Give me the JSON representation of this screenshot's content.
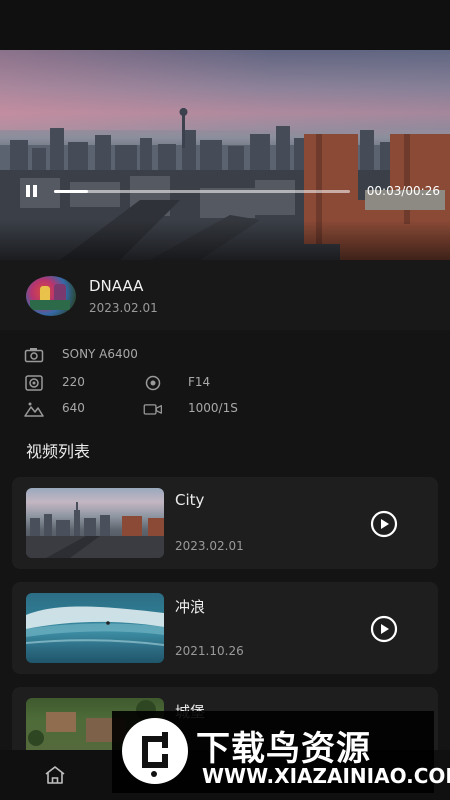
{
  "player": {
    "time": "00:03/00:26",
    "progress": 0.115
  },
  "author": {
    "name": "DNAAA",
    "date": "2023.02.01"
  },
  "specs": {
    "camera": "SONY A6400",
    "iso": "220",
    "aperture": "F14",
    "exposure": "640",
    "shutter": "1000/1S"
  },
  "video_list": {
    "title": "视频列表",
    "items": [
      {
        "title": "City",
        "date": "2023.02.01"
      },
      {
        "title": "冲浪",
        "date": "2021.10.26"
      },
      {
        "title": "城堡",
        "date": ""
      }
    ]
  },
  "watermark": {
    "title": "下载鸟资源",
    "url": "WWW.XIAZAINIAO.COM"
  },
  "colors": {
    "background": "#141414",
    "card": "#1e1e1e",
    "text": "#e6e6e6",
    "muted": "#9a9a9a"
  }
}
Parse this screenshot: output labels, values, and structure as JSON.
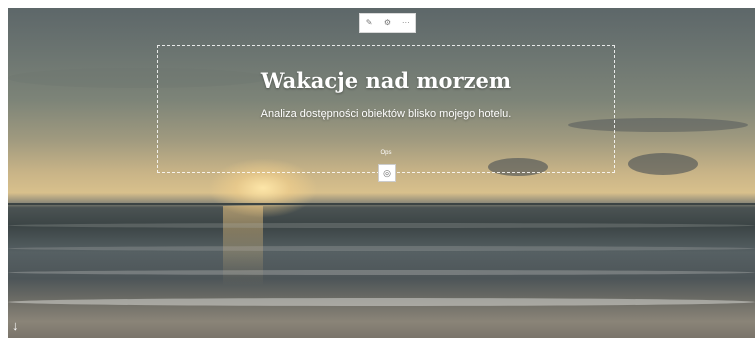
{
  "hero": {
    "title": "Wakacje nad morzem",
    "subtitle": "Analiza dostępności obiektów blisko mojego hotelu."
  },
  "mini_toolbar": {
    "edit_icon": "pencil-icon",
    "settings_icon": "gear-icon",
    "more_icon": "ellipsis-icon",
    "edit_glyph": "✎",
    "settings_glyph": "⚙",
    "more_glyph": "···"
  },
  "ops": {
    "label": "Ops",
    "button_icon": "eye-slash-icon",
    "button_glyph": "◎"
  },
  "scroll": {
    "icon": "arrow-down-icon",
    "glyph": "↓"
  }
}
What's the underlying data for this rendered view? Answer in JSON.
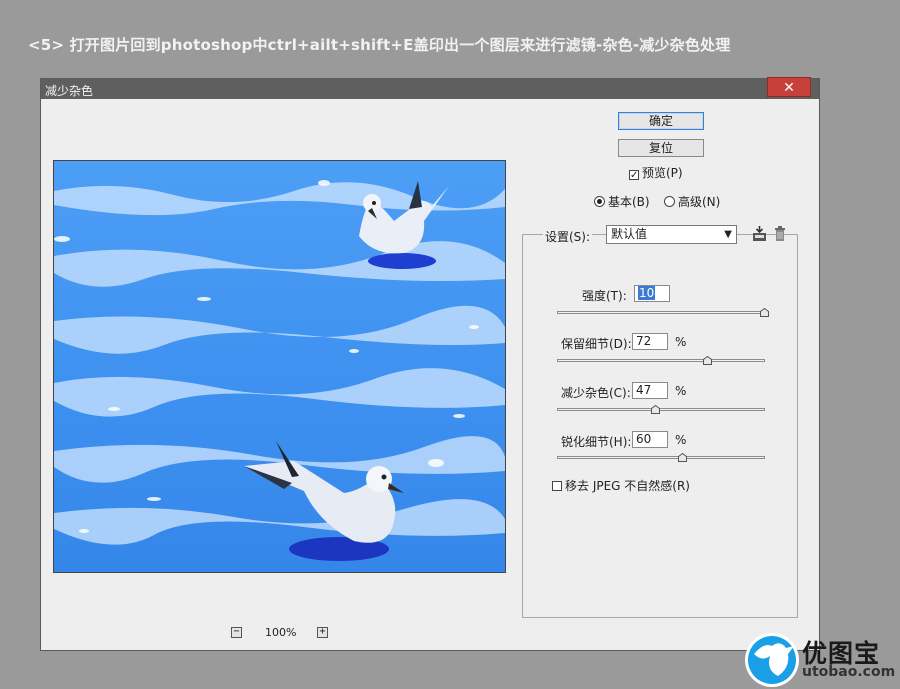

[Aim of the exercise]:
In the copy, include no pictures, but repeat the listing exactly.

[Answer below]:
Give me the JSON representation of this screenshot's content.
{
  "player": {
    "time": "00:03/00:26",
    "progress": 0.115
  },
  "author": {
    "name": "DNAAA",
    "date": "2023.02.01"
  },
  "specs": {
    "camera": "SONY A6400",
    "iso": "220",
    "aperture": "F14",
    "exposure": "640",
    "shutter": "1000/1S"
  },
  "video_list": {
    "title": "视频列表",
    "items": [
      {
        "title": "City",
        "date": "2023.02.01"
      },
      {
        "title": "冲浪",
        "date": "2021.10.26"
      },
      {
        "title": "城堡",
        "date": ""
      }
    ]
  },
  "watermark": {
    "title": "下载鸟资源",
    "url": "WWW.XIAZAINIAO.COM"
  },
  "colors": {
    "background": "#141414",
    "card": "#1e1e1e",
    "text": "#e6e6e6",
    "muted": "#9a9a9a"
  }
}
Parse this screenshot: output labels, values, and structure as JSON.
{
  "hero": {
    "title": "Wakacje nad morzem",
    "subtitle": "Analiza dostępności obiektów blisko mojego hotelu."
  },
  "mini_toolbar": {
    "edit_icon": "pencil-icon",
    "settings_icon": "gear-icon",
    "more_icon": "ellipsis-icon",
    "edit_glyph": "✎",
    "settings_glyph": "⚙",
    "more_glyph": "···"
  },
  "ops": {
    "label": "Ops",
    "button_icon": "eye-slash-icon",
    "button_glyph": "◎"
  },
  "scroll": {
    "icon": "arrow-down-icon",
    "glyph": "↓"
  }
}
What's the underlying data for this rendered view? Answer in JSON.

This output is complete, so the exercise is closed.